WHAT IS REQUIRED → The task requires restating, word for word, the lines of the entries below from the one containing "Output a JSON" through the final one, both included.

LISTED RECORDS →
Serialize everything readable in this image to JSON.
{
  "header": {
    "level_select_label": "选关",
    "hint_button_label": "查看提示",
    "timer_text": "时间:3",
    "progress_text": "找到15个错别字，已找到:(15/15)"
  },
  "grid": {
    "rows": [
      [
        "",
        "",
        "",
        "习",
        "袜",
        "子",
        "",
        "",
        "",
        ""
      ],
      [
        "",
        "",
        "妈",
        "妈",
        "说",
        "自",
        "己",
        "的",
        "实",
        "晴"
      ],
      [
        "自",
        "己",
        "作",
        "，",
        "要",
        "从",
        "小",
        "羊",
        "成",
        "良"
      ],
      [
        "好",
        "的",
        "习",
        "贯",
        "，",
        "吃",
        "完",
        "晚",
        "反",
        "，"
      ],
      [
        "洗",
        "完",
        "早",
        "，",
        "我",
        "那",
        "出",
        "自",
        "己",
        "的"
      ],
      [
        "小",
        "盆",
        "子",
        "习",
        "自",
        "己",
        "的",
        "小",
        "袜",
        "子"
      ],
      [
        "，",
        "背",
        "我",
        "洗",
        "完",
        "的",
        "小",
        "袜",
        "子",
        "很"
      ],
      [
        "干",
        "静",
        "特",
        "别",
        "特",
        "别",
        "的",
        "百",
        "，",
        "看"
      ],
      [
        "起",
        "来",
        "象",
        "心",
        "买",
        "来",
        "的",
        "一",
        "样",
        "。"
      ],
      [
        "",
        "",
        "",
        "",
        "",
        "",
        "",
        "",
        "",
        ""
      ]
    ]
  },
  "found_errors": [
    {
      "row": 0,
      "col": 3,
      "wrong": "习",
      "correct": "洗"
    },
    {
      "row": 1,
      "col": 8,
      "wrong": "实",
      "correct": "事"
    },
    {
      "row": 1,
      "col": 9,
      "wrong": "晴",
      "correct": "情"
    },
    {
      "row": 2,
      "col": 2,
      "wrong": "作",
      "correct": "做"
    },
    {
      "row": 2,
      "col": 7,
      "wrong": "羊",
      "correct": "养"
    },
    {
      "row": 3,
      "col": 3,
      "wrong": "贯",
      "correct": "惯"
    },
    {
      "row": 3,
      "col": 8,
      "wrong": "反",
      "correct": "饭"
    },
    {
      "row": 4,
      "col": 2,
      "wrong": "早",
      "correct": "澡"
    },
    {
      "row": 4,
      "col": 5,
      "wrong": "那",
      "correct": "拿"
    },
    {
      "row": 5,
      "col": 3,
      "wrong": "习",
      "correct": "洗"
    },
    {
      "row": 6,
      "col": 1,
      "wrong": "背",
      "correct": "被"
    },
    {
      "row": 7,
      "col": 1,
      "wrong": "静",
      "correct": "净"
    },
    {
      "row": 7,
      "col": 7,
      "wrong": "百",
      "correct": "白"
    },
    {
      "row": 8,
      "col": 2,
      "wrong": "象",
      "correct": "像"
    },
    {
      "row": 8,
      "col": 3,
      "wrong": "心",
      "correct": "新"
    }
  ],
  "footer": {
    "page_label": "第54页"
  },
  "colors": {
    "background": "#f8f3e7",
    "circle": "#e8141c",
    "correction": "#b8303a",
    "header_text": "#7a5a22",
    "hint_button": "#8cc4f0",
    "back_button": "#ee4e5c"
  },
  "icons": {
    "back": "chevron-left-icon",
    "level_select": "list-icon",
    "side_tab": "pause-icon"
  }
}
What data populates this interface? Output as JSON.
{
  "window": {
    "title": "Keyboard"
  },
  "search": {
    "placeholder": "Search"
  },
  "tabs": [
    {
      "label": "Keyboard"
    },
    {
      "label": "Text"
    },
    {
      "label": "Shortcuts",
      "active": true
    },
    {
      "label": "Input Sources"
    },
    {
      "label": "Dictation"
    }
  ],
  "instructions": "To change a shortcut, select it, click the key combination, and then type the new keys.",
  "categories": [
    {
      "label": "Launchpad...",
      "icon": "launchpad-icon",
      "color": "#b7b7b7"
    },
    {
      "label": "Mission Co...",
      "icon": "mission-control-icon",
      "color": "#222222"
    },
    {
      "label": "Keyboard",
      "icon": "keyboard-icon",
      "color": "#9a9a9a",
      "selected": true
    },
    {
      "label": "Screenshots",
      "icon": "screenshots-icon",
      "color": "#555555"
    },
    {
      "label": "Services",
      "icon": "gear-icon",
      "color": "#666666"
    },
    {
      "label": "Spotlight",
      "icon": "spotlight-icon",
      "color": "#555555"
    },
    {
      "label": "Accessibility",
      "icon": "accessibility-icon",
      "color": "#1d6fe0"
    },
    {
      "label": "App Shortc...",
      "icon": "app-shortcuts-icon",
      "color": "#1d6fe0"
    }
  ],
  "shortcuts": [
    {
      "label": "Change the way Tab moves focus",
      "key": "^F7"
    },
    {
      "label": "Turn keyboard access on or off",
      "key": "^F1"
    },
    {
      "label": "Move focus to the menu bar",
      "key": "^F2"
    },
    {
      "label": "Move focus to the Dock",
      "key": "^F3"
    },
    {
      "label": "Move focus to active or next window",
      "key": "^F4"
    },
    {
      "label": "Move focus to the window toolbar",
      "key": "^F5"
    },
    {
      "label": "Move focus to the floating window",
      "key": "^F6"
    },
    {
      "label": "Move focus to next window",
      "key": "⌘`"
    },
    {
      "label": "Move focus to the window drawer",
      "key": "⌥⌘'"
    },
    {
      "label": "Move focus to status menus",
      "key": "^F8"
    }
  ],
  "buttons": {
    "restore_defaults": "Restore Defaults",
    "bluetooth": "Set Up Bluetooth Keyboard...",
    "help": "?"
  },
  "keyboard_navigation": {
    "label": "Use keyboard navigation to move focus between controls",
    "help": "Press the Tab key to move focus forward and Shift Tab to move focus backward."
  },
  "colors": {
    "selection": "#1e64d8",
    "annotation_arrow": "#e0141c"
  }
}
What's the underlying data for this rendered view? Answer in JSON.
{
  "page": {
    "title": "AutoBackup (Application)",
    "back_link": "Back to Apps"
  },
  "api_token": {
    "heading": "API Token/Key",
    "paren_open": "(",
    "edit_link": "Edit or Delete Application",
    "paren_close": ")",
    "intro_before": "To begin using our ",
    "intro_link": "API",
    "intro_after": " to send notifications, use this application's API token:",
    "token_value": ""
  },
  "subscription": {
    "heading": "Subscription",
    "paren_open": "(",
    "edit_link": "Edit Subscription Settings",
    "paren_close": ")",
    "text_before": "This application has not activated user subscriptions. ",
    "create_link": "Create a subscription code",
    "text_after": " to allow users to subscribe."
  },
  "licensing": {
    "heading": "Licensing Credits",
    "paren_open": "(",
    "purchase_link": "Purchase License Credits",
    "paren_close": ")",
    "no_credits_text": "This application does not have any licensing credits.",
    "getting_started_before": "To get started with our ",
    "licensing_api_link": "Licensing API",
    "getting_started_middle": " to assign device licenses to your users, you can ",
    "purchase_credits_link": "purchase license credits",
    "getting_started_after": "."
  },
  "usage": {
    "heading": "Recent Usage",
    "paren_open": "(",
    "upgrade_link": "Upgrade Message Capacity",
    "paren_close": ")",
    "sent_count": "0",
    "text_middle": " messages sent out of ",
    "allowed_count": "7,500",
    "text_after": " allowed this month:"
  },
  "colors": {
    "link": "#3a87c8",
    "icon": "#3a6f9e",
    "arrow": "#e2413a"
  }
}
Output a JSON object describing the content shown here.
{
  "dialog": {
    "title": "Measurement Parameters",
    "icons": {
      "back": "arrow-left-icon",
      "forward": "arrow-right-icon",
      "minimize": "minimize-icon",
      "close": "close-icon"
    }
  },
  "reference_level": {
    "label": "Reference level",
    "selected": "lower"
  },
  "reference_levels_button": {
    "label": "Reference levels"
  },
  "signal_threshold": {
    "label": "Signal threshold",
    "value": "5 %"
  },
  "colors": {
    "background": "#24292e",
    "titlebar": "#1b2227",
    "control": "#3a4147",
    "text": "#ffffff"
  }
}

ANSWER TO THE PROBLEM →
Output a JSON object describing the content shown here.
{
  "dialog": {
    "title": "Measurement Parameters",
    "icons": {
      "back": "arrow-left-icon",
      "forward": "arrow-right-icon",
      "minimize": "minimize-icon",
      "close": "close-icon"
    }
  },
  "reference_level": {
    "label": "Reference level",
    "selected": "lower"
  },
  "reference_levels_button": {
    "label": "Reference levels"
  },
  "signal_threshold": {
    "label": "Signal threshold",
    "value": "5 %"
  },
  "colors": {
    "background": "#24292e",
    "titlebar": "#1b2227",
    "control": "#3a4147",
    "text": "#ffffff"
  }
}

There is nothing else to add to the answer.